Work instruction → Output all of the entries beneath, exactly as written.

(Entries from a dataset of interfaces)
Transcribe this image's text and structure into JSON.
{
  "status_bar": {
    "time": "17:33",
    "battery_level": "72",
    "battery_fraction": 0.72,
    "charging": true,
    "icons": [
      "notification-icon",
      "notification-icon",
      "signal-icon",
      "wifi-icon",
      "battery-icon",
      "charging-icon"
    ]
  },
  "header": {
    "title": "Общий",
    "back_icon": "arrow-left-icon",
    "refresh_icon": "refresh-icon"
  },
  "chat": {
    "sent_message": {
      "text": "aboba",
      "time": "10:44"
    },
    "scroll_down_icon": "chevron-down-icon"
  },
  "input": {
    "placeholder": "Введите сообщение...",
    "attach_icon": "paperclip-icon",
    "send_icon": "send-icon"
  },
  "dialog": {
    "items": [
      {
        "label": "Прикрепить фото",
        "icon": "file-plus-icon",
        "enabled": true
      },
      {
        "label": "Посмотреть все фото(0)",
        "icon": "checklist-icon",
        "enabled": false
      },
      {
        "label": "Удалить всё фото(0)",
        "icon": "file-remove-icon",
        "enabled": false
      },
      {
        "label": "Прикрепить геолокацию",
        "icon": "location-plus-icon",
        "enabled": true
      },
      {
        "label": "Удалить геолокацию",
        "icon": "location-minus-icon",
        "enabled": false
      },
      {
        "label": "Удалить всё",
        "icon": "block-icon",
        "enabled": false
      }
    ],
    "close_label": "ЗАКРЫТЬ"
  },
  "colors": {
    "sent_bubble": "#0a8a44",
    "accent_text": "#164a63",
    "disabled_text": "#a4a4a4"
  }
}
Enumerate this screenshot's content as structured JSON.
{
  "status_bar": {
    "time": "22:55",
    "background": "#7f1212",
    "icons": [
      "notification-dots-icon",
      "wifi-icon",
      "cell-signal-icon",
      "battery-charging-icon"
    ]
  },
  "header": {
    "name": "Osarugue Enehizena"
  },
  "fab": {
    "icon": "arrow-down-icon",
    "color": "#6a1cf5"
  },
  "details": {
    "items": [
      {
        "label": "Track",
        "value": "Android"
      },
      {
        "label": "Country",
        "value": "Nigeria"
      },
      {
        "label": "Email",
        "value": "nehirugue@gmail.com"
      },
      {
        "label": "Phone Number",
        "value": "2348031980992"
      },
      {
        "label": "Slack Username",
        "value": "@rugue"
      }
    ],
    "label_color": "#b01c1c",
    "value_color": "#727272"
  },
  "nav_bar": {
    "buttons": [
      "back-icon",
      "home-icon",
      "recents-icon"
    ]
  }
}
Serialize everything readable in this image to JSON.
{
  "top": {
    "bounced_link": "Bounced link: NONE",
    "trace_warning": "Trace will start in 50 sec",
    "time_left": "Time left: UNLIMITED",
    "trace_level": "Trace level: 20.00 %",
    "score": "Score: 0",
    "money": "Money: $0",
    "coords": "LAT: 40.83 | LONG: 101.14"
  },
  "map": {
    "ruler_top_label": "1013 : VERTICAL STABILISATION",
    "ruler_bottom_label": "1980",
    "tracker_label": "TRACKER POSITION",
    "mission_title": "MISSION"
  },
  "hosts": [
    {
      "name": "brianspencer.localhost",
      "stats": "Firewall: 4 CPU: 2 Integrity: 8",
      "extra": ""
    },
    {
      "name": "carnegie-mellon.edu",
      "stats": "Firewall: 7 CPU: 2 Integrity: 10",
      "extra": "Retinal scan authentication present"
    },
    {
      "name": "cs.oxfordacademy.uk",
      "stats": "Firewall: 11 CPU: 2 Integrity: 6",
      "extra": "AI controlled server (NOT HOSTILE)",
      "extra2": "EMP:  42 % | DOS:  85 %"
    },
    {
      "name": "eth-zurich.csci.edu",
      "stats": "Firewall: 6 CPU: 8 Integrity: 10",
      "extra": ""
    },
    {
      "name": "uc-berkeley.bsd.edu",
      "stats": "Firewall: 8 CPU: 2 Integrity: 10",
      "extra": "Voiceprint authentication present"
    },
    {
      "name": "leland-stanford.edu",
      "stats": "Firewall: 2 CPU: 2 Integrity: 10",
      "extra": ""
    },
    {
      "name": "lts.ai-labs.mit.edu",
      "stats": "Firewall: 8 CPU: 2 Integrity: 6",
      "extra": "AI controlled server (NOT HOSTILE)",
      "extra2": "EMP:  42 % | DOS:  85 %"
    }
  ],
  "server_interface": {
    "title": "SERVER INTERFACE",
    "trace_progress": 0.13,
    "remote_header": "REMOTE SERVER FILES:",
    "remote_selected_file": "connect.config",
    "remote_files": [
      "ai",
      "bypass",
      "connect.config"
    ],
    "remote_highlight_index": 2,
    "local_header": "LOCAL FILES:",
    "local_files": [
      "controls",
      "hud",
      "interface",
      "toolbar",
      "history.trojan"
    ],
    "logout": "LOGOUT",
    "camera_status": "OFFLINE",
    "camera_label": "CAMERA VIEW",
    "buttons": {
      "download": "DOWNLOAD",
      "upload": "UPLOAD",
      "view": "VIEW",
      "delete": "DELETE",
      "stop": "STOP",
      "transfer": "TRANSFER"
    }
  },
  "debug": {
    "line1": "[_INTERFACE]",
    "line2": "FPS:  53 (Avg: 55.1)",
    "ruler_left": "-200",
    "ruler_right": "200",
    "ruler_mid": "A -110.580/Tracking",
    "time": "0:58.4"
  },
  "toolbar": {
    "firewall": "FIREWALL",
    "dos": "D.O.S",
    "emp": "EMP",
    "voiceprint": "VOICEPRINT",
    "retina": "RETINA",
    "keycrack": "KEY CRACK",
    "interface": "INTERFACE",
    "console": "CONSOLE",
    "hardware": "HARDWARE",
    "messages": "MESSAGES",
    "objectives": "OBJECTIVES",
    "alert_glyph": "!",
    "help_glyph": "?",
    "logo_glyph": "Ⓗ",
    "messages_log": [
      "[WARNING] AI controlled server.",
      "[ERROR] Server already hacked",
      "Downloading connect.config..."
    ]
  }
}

Solved exercise →
Transcribe this image's text and structure into JSON.
{
  "status_bar": {
    "time": "17:33",
    "battery_level": "72",
    "battery_fraction": 0.72,
    "charging": true,
    "icons": [
      "notification-icon",
      "notification-icon",
      "signal-icon",
      "wifi-icon",
      "battery-icon",
      "charging-icon"
    ]
  },
  "header": {
    "title": "Общий",
    "back_icon": "arrow-left-icon",
    "refresh_icon": "refresh-icon"
  },
  "chat": {
    "sent_message": {
      "text": "aboba",
      "time": "10:44"
    },
    "scroll_down_icon": "chevron-down-icon"
  },
  "input": {
    "placeholder": "Введите сообщение...",
    "attach_icon": "paperclip-icon",
    "send_icon": "send-icon"
  },
  "dialog": {
    "items": [
      {
        "label": "Прикрепить фото",
        "icon": "file-plus-icon",
        "enabled": true
      },
      {
        "label": "Посмотреть все фото(0)",
        "icon": "checklist-icon",
        "enabled": false
      },
      {
        "label": "Удалить всё фото(0)",
        "icon": "file-remove-icon",
        "enabled": false
      },
      {
        "label": "Прикрепить геолокацию",
        "icon": "location-plus-icon",
        "enabled": true
      },
      {
        "label": "Удалить геолокацию",
        "icon": "location-minus-icon",
        "enabled": false
      },
      {
        "label": "Удалить всё",
        "icon": "block-icon",
        "enabled": false
      }
    ],
    "close_label": "ЗАКРЫТЬ"
  },
  "colors": {
    "sent_bubble": "#0a8a44",
    "accent_text": "#164a63",
    "disabled_text": "#a4a4a4"
  }
}
Enumerate this screenshot's content as structured JSON.
{
  "status_bar": {
    "time": "22:55",
    "background": "#7f1212",
    "icons": [
      "notification-dots-icon",
      "wifi-icon",
      "cell-signal-icon",
      "battery-charging-icon"
    ]
  },
  "header": {
    "name": "Osarugue Enehizena"
  },
  "fab": {
    "icon": "arrow-down-icon",
    "color": "#6a1cf5"
  },
  "details": {
    "items": [
      {
        "label": "Track",
        "value": "Android"
      },
      {
        "label": "Country",
        "value": "Nigeria"
      },
      {
        "label": "Email",
        "value": "nehirugue@gmail.com"
      },
      {
        "label": "Phone Number",
        "value": "2348031980992"
      },
      {
        "label": "Slack Username",
        "value": "@rugue"
      }
    ],
    "label_color": "#b01c1c",
    "value_color": "#727272"
  },
  "nav_bar": {
    "buttons": [
      "back-icon",
      "home-icon",
      "recents-icon"
    ]
  }
}
Serialize everything readable in this image to JSON.
{
  "top": {
    "bounced_link": "Bounced link: NONE",
    "trace_warning": "Trace will start in 50 sec",
    "time_left": "Time left: UNLIMITED",
    "trace_level": "Trace level: 20.00 %",
    "score": "Score: 0",
    "money": "Money: $0",
    "coords": "LAT: 40.83 | LONG: 101.14"
  },
  "map": {
    "ruler_top_label": "1013 : VERTICAL STABILISATION",
    "ruler_bottom_label": "1980",
    "tracker_label": "TRACKER POSITION",
    "mission_title": "MISSION"
  },
  "hosts": [
    {
      "name": "brianspencer.localhost",
      "stats": "Firewall: 4 CPU: 2 Integrity: 8",
      "extra": ""
    },
    {
      "name": "carnegie-mellon.edu",
      "stats": "Firewall: 7 CPU: 2 Integrity: 10",
      "extra": "Retinal scan authentication present"
    },
    {
      "name": "cs.oxfordacademy.uk",
      "stats": "Firewall: 11 CPU: 2 Integrity: 6",
      "extra": "AI controlled server (NOT HOSTILE)",
      "extra2": "EMP:  42 % | DOS:  85 %"
    },
    {
      "name": "eth-zurich.csci.edu",
      "stats": "Firewall: 6 CPU: 8 Integrity: 10",
      "extra": ""
    },
    {
      "name": "uc-berkeley.bsd.edu",
      "stats": "Firewall: 8 CPU: 2 Integrity: 10",
      "extra": "Voiceprint authentication present"
    },
    {
      "name": "leland-stanford.edu",
      "stats": "Firewall: 2 CPU: 2 Integrity: 10",
      "extra": ""
    },
    {
      "name": "lts.ai-labs.mit.edu",
      "stats": "Firewall: 8 CPU: 2 Integrity: 6",
      "extra": "AI controlled server (NOT HOSTILE)",
      "extra2": "EMP:  42 % | DOS:  85 %"
    }
  ],
  "server_interface": {
    "title": "SERVER INTERFACE",
    "trace_progress": 0.13,
    "remote_header": "REMOTE SERVER FILES:",
    "remote_selected_file": "connect.config",
    "remote_files": [
      "ai",
      "bypass",
      "connect.config"
    ],
    "remote_highlight_index": 2,
    "local_header": "LOCAL FILES:",
    "local_files": [
      "controls",
      "hud",
      "interface",
      "toolbar",
      "history.trojan"
    ],
    "logout": "LOGOUT",
    "camera_status": "OFFLINE",
    "camera_label": "CAMERA VIEW",
    "buttons": {
      "download": "DOWNLOAD",
      "upload": "UPLOAD",
      "view": "VIEW",
      "delete": "DELETE",
      "stop": "STOP",
      "transfer": "TRANSFER"
    }
  },
  "debug": {
    "line1": "[_INTERFACE]",
    "line2": "FPS:  53 (Avg: 55.1)",
    "ruler_left": "-200",
    "ruler_right": "200",
    "ruler_mid": "A -110.580/Tracking",
    "time": "0:58.4"
  },
  "toolbar": {
    "firewall": "FIREWALL",
    "dos": "D.O.S",
    "emp": "EMP",
    "voiceprint": "VOICEPRINT",
    "retina": "RETINA",
    "keycrack": "KEY CRACK",
    "interface": "INTERFACE",
    "console": "CONSOLE",
    "hardware": "HARDWARE",
    "messages": "MESSAGES",
    "objectives": "OBJECTIVES",
    "alert_glyph": "!",
    "help_glyph": "?",
    "logo_glyph": "Ⓗ",
    "messages_log": [
      "[WARNING] AI controlled server.",
      "[ERROR] Server already hacked",
      "Downloading connect.config..."
    ]
  }
}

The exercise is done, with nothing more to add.